Judge declares trial quashed in Evaluator Contra Costa misconduct case
MARTINEZ – Although he apparently lost this week’s election for a supervisor seat, Contra Costa County Assessor Gus Kramer could at least keep his current post after a judge said on Friday the quashing of the trial in the misconduct case against him.
Superior Court Judge John Cope’s action came after a jury said it could not unanimously decide whether Kramer was guilty of making sexual comments to his employees and uttering an ethnic insult to a worker, thus creating a hostile work environment.
Trial stems from Contra Costa County Civilian Grand Jury finding that Kramer should be removed from office for “willful or corrupt” misconduct and creation of a hostile working environment.
The the complaint he investigated alleged that from 2013 to 2019, Kramer made sexual comments repeatedly at women working in his office and ethnically insulted a male employee.
But after a trial in which Kramer’s lawyers portrayed him as the victim of a smear campaign by ambitious women and a disgraced employee, the jury could not agree on whether the allegations constituted workplace harassment under state law or whether he should be fired from duty .
The only thing the jurors could agree on was that Kramer did not create a hostile work environment for a young former employee who testified that he told her she looked “hot” on a wedding dress photo and once crouched down next to her and asked her to print some documents from the computer.
Although lawyers did not probe jurors, Cope declared the trial canceled because they could not come to a unanimous conclusion on the allegations of three other witnesses. This is what would have been necessary to revoke it.
The process of removing elected municipal or county officials through a grand jury charge alleging “corrupt or willful misconduct” is rarely used, although permitted by a 1943 state law. was continued as criminal proceedings, although a guilty verdict would have led to impeachment instead of a prison sentence.
“We are disappointed with the verdict,” said Scott Alonso, spokesperson for the district attorney’s office. Prosecutors are assessing whether to retry the case, he added.
A hearing is scheduled for November 17 to determine next steps.
Kramer’s attorney, Michael Rains, said in an interview on Friday that the experience reminded Kramer how comments can be interpreted in the workplace and to be more careful.
“He took it not just as a learning tool – but something that he incorporated or tried to incorporate into his office,” Rains said.
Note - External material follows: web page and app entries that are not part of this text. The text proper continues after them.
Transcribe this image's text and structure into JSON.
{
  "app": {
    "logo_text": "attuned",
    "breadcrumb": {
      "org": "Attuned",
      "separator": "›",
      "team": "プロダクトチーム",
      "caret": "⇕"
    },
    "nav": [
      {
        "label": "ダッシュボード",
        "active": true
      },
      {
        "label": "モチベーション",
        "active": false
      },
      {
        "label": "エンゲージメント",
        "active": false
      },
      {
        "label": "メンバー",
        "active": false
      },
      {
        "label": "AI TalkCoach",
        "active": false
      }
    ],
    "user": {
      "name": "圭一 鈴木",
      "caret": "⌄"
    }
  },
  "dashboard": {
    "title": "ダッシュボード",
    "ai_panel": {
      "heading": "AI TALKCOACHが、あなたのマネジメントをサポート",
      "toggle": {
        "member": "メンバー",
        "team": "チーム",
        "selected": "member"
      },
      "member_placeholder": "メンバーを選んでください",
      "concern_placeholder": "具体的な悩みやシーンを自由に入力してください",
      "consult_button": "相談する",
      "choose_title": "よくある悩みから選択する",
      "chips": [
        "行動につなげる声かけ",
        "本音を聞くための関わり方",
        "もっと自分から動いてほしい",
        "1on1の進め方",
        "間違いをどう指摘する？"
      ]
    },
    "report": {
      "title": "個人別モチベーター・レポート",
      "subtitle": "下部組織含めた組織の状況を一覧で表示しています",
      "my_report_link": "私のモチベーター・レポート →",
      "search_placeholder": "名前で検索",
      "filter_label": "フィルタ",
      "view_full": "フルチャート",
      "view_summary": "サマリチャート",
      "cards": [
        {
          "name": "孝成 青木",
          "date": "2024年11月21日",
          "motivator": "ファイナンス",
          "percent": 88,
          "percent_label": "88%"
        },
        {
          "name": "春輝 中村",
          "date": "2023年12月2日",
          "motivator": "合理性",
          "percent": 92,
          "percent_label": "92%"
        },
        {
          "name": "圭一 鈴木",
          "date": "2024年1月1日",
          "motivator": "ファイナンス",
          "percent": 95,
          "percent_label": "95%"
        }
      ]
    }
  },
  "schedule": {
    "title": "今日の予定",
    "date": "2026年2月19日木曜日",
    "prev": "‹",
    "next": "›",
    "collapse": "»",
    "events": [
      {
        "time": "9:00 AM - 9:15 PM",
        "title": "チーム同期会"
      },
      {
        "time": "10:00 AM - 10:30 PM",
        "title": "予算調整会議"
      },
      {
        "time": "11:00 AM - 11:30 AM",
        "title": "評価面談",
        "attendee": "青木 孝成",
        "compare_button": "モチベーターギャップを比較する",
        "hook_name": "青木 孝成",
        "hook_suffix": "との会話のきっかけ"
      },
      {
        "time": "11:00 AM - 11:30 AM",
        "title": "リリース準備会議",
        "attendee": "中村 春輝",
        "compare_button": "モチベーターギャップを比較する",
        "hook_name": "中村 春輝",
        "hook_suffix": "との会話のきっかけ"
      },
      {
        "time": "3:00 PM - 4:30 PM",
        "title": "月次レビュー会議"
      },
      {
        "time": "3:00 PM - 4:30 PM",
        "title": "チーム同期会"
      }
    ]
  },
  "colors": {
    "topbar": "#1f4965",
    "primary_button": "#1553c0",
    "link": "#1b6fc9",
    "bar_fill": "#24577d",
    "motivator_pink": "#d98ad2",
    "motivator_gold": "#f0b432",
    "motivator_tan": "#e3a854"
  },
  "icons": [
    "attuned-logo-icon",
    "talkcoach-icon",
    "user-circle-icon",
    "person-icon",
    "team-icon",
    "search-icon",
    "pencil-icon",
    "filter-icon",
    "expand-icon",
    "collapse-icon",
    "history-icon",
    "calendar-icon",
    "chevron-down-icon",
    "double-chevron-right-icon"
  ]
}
However, he added, “the things that can still make people uncomfortable – in the law – do not reach the level of hostile work environment as defined by the courts or the law. herself”.
Kramer, who was re-elected as assessor in 2018, has two more years to serve. He ran against Federal Supervisor Glover for the District 5 Supervisory Board seat in Tuesday’s election, but early feedback indicates he will lose that contest.
During the trial, witnesses said Kramer bragged to employees about his “conquests” with women, made sexual comments about women’s bodies and sent inappropriate text messages to an employee who sent him a message. texting while on vacation.
Kramer told two workers at the assessor’s office that he gave a female relative a vibrator as a Christmas present, they said. Another employee said Kramer told a graphic story or joke about people having anal sex and made racist comments to another employee, including using an offensive ethnic slur while talking to an employee and telling them that “white men would never vote for af * ***** Mexican.
Kramer did not take a position during the trial, but Rains disputed those allegations in court, saying two of the employees essentially resolved their issues with Kramer in 2015 when their concerns about some comments he made were brought to knowledge of an assistant assessor. After the assistant assessor relayed the complaint, Kramer said he would no longer talk to employees about anything other than business, Rains said.
Kramer confirmed the deal and had almost no contact with the women, Rains said, adding that some of the claims were either exaggerated or fabricated. He brought witnesses to the stand to testify about some of the perceived motivations of the employees who made the allegations against Kramer, calling one of the accusers “manipulative.”
Kramer, who was first elected as a non-partisan assessor in 1994, also has an ongoing civil lawsuit against the county related in part to the misconduct allegations.
In 2018, when a county investigation found “it was more likely than not” that Kramer made “inappropriate” comments to two employees, the supervisory board voted to censure Kramer and fired the matter. to the civil grand jury.
Kramer then sued the county, claiming he failed to hand over the no-confidence vote documents and violated open meeting laws by discussing the matter behind closed doors. The trial remains open.
Kramer declined to comment for this story, relying on Rains.